Workshops are known for giving people “more bang for their buck.” They can offer a cost effective way to address a wide variety or people with a wide array of presenting issues. The ability to delve deeply into sensitive issues while having the safe container of the workshop structure and support of the group environment enable participants to get to a level of healing beyond what they thought could ever be possible in such a short time period. Participants are frequently amazed at how much progress and relief they were able to experience in only a few days. Workshops cannot replace the value of long-term, on-going therapy; but, they can enhance an individual’s ability to clear an obstacle they may be encountering in their on-going work or build a stronger foundation in recovery as they delve deeper into the roots of the problems that fed their addictions or other mental health issues. Therapists who send their clients to workshops often report that the clients come back to them with resolutions to issues that have been long-term struggles and with a renewed commitment to healing.
Workshop participants often describe their workshop experience as “life-changing,”“life-altering,” and “transformative.” Recovery beyond their wildest dreams is how some people have described the relief they have gotten from workshop participation. Groups are large enough for participants to benefit from the energy of the shared experience with others and small enough to allow for personal and intimate sharing and support. Participants are able to achieve a higher level of emotional health and are able to make substantial progress on their healing journeys.
The common goal of most workshops is to help people improve their emotional health. Individuals who are emotionally healthy are able to regulate and manage their own emotions and behaviors. They are able to manage life’s challenges, build strong relationships, and recover from setbacks. Workshops are designed to provide participants with the tools they need to participate in life to the fullest extent possible through productive and meaningful interactions with others. Workshops can help you find the path to emotional health. Even with the help of workshops, life is never going to be perfect, but it can be more manageable, breathtakingly beautiful, and profoundly joyful.
About Georgia Fourlas, DSW, MSW, LCSW, LISAC, CSAT-S
Dr. Georgia Fourlas is the Clinical Director of Workshops at Rio Retreat Center at The Meadows. Dr. Fourlas has been working in the field of behavioral health for more than 20 years. Dr. Fourlas has extensive experience working as a crisis counselor, a trauma therapist, and as addictions therapist. More than ten years of her experience has been working with patients in an inpatient setting with both state funded and privately funded agencies and patient populations.

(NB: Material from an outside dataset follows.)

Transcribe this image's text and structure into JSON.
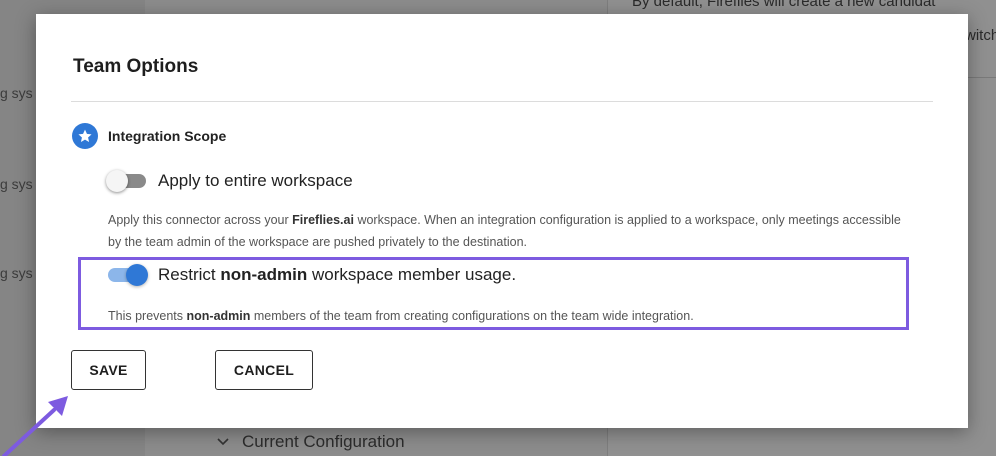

Learn more about the workshops offered at Rio Retreat Center at The Meadows by visiting our website at https://www.rioretreatcenter.com/
Note: This article originally appeared in Together Arizona magazine. It is reprinted here with permission.